**Directions**
Lines below that include the word "Buildtime" should each be copied.

**Excerpted records**

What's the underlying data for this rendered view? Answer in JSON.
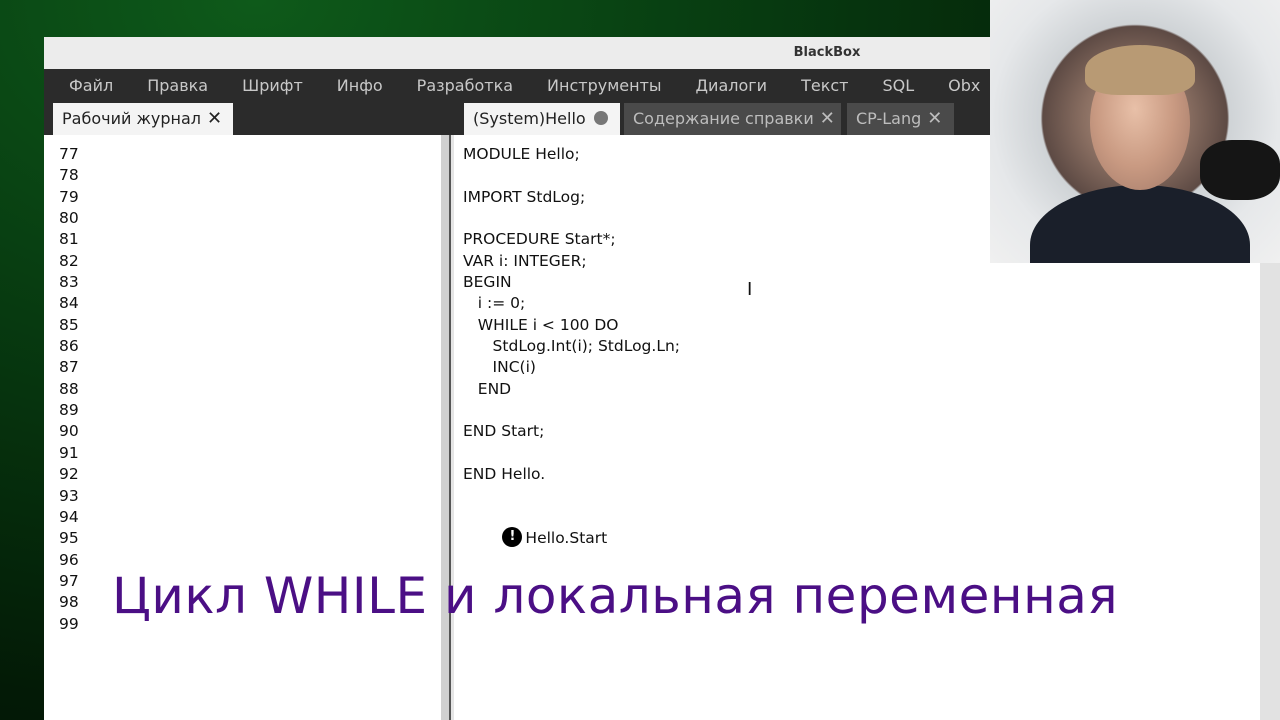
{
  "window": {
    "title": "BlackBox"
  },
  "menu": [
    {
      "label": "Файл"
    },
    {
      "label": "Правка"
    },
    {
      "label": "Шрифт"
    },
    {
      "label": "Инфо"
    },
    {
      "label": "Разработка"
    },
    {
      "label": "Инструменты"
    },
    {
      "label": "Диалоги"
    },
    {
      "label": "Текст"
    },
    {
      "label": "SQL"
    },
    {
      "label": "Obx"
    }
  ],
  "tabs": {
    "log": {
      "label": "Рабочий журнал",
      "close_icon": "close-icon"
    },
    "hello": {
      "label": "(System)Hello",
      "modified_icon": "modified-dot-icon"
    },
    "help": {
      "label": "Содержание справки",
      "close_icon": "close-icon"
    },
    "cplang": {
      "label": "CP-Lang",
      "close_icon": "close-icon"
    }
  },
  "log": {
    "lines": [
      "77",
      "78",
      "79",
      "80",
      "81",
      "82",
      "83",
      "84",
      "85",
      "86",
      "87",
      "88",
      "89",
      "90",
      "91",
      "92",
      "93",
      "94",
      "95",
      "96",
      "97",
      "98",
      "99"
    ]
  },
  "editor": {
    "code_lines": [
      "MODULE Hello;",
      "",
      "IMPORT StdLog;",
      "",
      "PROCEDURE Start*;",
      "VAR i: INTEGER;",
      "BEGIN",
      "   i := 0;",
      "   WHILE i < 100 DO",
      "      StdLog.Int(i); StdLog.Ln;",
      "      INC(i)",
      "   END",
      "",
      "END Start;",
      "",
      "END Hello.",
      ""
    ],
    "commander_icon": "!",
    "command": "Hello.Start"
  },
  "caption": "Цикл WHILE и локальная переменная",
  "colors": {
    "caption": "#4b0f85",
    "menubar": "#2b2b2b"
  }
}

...

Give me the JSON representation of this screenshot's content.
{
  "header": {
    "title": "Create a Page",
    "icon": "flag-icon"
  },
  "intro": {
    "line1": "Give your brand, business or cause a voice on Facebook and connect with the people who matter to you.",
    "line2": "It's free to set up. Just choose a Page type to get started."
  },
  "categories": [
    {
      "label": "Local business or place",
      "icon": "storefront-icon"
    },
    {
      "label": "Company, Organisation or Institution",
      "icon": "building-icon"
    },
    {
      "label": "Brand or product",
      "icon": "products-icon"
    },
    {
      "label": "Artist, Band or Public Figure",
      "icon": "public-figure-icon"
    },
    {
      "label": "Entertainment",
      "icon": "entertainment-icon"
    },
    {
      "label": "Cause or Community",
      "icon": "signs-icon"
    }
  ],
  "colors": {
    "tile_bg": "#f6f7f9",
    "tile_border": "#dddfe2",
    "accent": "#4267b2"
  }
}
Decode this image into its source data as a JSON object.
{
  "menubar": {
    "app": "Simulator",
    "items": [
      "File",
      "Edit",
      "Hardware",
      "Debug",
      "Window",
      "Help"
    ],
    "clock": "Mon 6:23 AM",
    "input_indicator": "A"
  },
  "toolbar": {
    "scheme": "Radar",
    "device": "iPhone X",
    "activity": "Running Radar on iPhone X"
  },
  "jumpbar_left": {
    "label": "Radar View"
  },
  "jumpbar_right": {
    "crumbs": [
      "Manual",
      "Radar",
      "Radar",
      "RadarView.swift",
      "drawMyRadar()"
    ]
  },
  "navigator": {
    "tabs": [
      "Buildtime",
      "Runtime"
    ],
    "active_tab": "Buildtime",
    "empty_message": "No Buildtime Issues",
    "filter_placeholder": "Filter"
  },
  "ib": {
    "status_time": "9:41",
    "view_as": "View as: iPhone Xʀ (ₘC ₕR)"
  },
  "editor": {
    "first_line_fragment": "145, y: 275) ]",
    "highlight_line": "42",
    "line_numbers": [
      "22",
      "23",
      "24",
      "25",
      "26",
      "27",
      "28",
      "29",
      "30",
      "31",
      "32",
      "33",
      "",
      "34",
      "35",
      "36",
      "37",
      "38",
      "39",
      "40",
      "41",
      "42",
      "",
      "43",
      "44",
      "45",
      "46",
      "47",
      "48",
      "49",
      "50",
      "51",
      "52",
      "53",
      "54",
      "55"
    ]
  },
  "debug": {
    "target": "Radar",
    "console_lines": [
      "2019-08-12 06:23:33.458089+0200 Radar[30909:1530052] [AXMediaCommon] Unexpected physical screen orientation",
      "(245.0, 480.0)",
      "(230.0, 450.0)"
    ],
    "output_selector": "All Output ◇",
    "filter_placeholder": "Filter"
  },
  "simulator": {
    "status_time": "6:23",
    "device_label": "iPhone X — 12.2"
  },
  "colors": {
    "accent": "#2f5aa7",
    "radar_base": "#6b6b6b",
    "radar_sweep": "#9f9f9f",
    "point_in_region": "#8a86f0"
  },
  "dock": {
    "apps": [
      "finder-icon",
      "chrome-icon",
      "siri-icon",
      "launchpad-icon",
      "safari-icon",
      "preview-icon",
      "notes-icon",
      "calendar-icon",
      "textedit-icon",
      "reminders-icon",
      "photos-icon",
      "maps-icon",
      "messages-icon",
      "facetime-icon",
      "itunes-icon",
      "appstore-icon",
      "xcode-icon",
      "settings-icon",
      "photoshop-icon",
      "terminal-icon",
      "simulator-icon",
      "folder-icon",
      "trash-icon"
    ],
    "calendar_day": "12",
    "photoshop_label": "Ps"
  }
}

**Written answer**
      "Buildtime",
    "active_tab": "Buildtime",
    "empty_message": "No Buildtime Issues",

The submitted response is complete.